-- Opening Marker --

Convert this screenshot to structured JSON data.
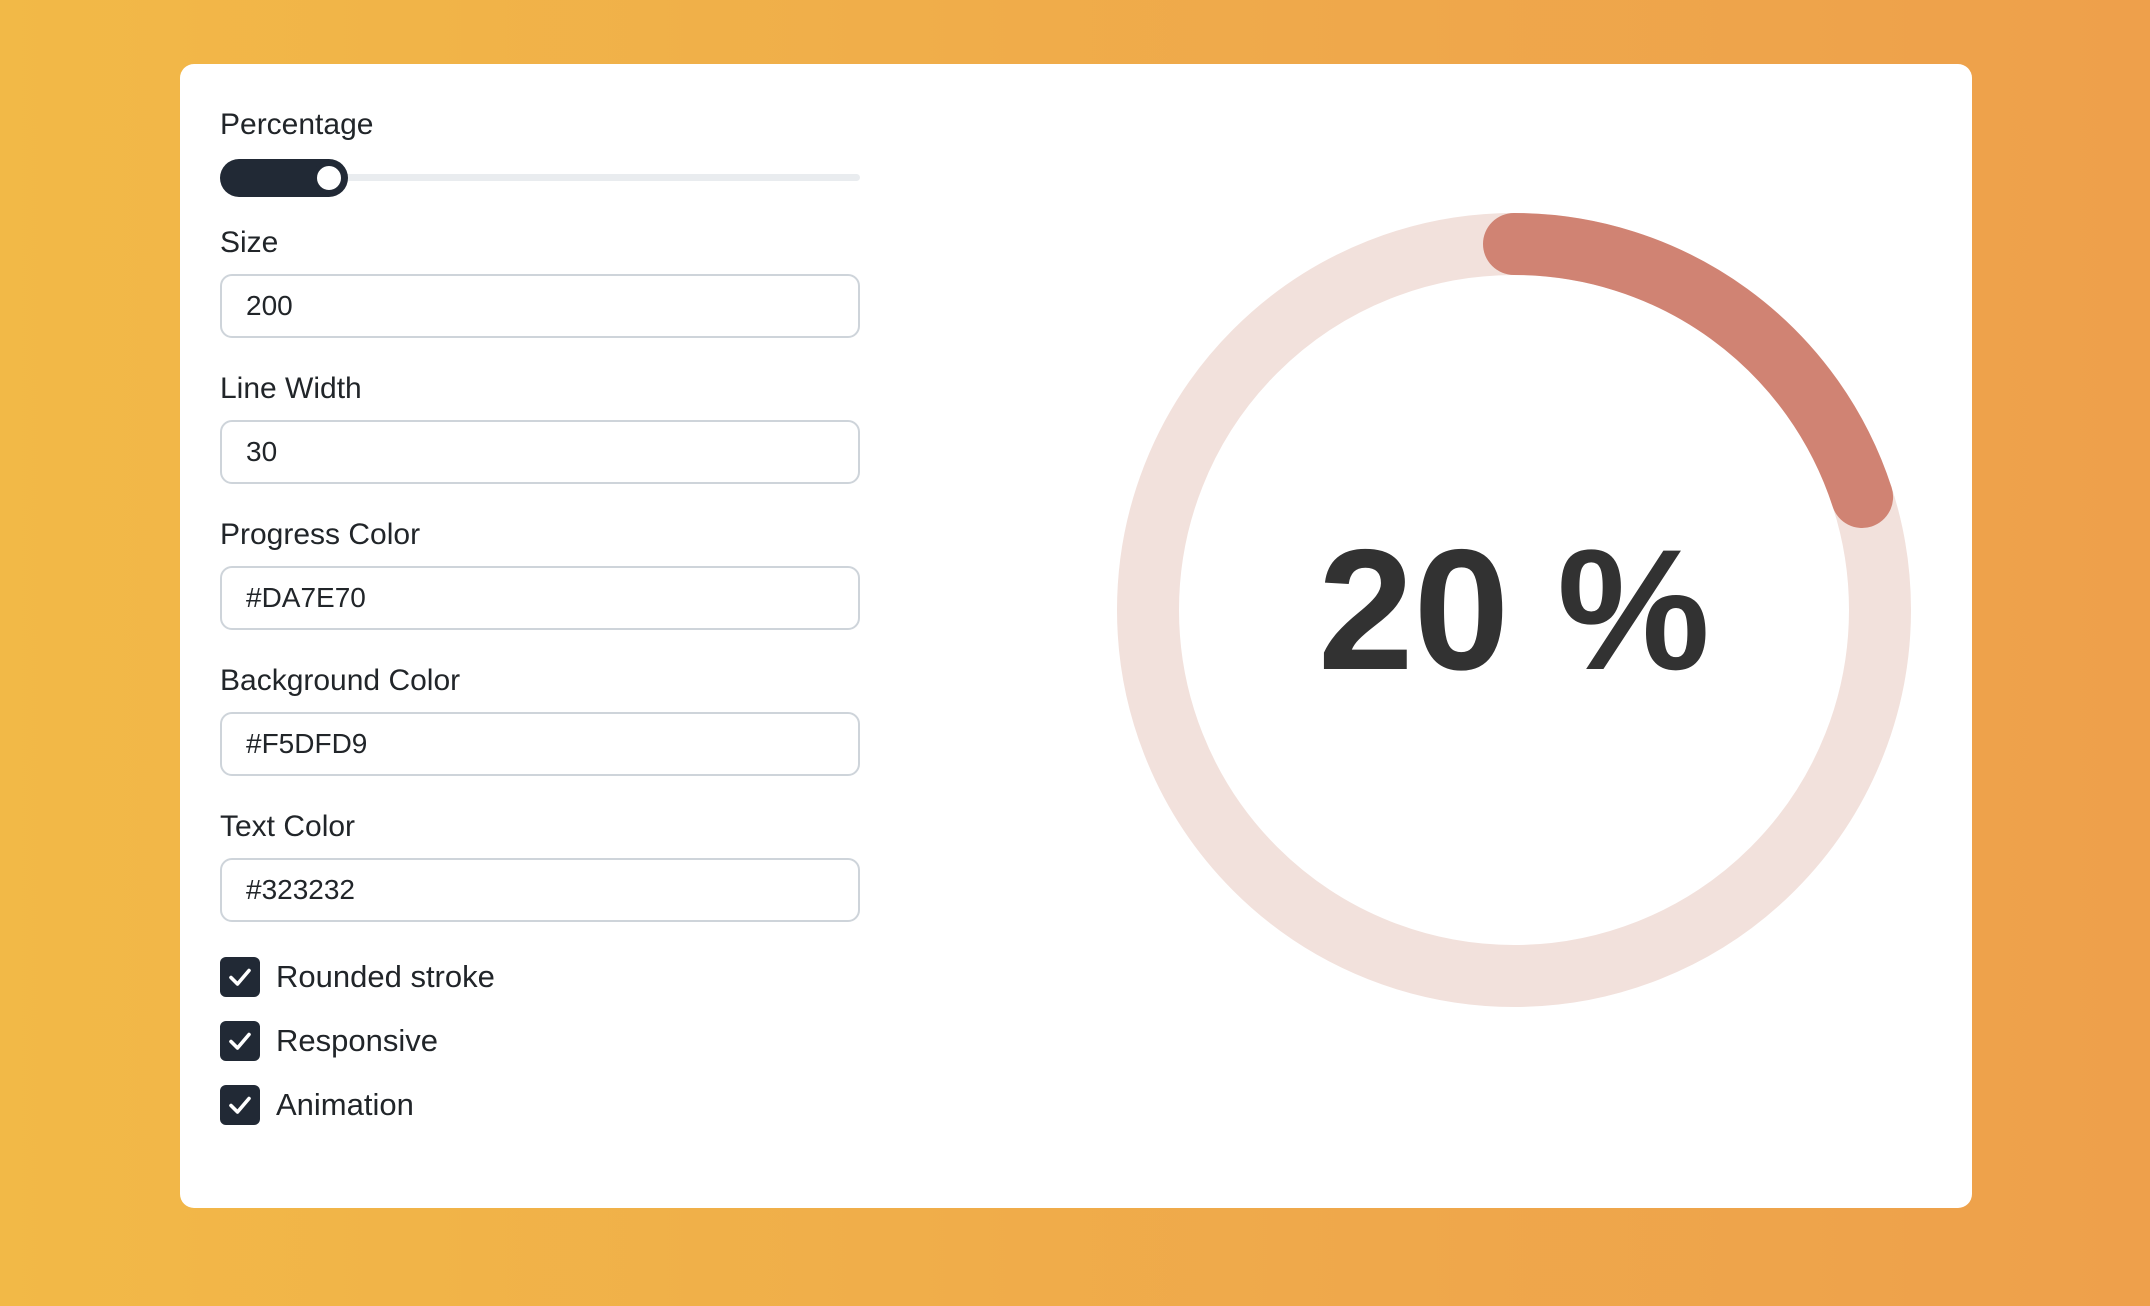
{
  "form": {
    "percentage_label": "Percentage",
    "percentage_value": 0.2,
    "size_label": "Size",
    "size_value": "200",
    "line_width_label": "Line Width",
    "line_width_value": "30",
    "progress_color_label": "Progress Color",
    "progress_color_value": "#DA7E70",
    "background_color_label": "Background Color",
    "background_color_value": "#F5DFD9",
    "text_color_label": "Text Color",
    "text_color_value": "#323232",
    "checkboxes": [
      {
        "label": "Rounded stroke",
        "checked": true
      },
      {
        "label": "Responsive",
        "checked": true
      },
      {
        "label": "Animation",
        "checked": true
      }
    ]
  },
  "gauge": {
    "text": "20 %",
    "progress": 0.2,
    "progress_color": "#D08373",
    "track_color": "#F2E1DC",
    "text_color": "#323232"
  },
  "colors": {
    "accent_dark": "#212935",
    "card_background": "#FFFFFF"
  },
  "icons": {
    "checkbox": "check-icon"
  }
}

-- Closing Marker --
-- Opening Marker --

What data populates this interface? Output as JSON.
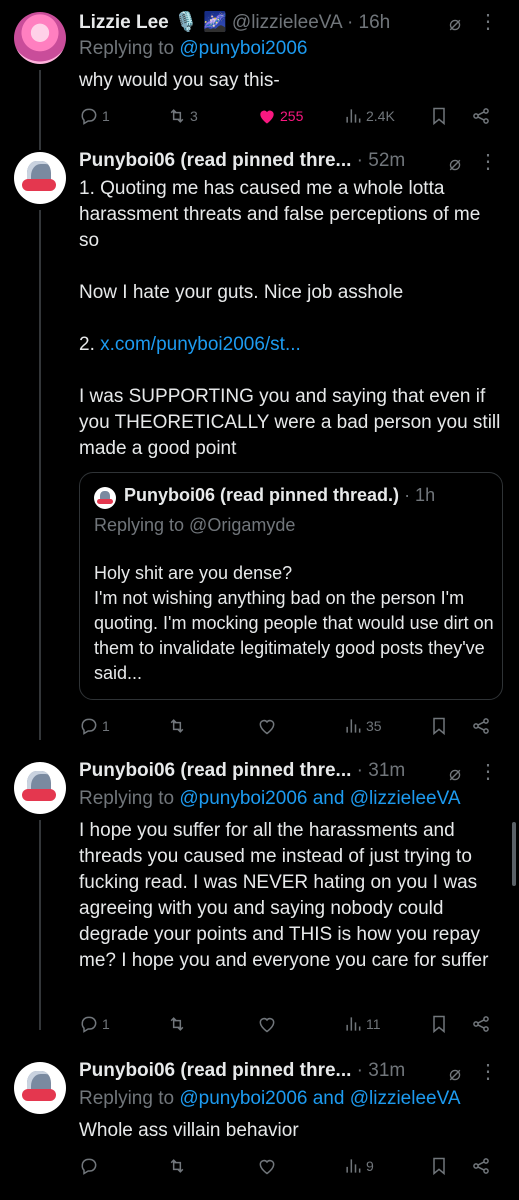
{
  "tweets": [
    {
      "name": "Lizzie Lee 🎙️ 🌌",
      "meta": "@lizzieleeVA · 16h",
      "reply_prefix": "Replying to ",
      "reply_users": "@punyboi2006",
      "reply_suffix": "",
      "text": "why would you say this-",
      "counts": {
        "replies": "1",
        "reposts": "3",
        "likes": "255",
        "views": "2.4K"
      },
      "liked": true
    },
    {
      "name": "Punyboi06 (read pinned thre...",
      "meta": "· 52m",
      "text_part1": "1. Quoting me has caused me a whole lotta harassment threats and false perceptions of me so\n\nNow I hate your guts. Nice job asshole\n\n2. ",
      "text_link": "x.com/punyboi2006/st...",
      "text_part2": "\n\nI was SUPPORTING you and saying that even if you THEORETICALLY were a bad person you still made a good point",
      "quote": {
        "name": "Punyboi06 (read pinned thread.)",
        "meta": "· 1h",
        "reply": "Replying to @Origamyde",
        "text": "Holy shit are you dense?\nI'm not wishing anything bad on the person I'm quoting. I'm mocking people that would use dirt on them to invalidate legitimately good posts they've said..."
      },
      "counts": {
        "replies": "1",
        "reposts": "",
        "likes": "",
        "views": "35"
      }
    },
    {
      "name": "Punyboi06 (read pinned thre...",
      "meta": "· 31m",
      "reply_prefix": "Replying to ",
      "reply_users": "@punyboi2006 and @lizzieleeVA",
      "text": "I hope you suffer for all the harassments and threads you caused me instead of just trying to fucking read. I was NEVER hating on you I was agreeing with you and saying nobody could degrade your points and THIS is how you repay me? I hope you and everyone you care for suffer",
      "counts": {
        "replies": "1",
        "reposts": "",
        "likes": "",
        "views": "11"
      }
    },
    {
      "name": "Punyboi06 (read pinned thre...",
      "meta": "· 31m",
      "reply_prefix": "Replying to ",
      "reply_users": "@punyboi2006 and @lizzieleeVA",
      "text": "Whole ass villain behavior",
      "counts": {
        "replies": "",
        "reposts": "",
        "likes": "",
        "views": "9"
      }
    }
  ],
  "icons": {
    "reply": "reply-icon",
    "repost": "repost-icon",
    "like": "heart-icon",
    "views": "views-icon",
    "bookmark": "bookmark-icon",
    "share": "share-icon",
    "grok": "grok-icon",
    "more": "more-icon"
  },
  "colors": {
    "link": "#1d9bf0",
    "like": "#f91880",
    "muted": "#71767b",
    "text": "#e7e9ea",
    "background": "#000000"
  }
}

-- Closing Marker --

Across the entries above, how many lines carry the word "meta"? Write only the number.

• Answer to the problem
5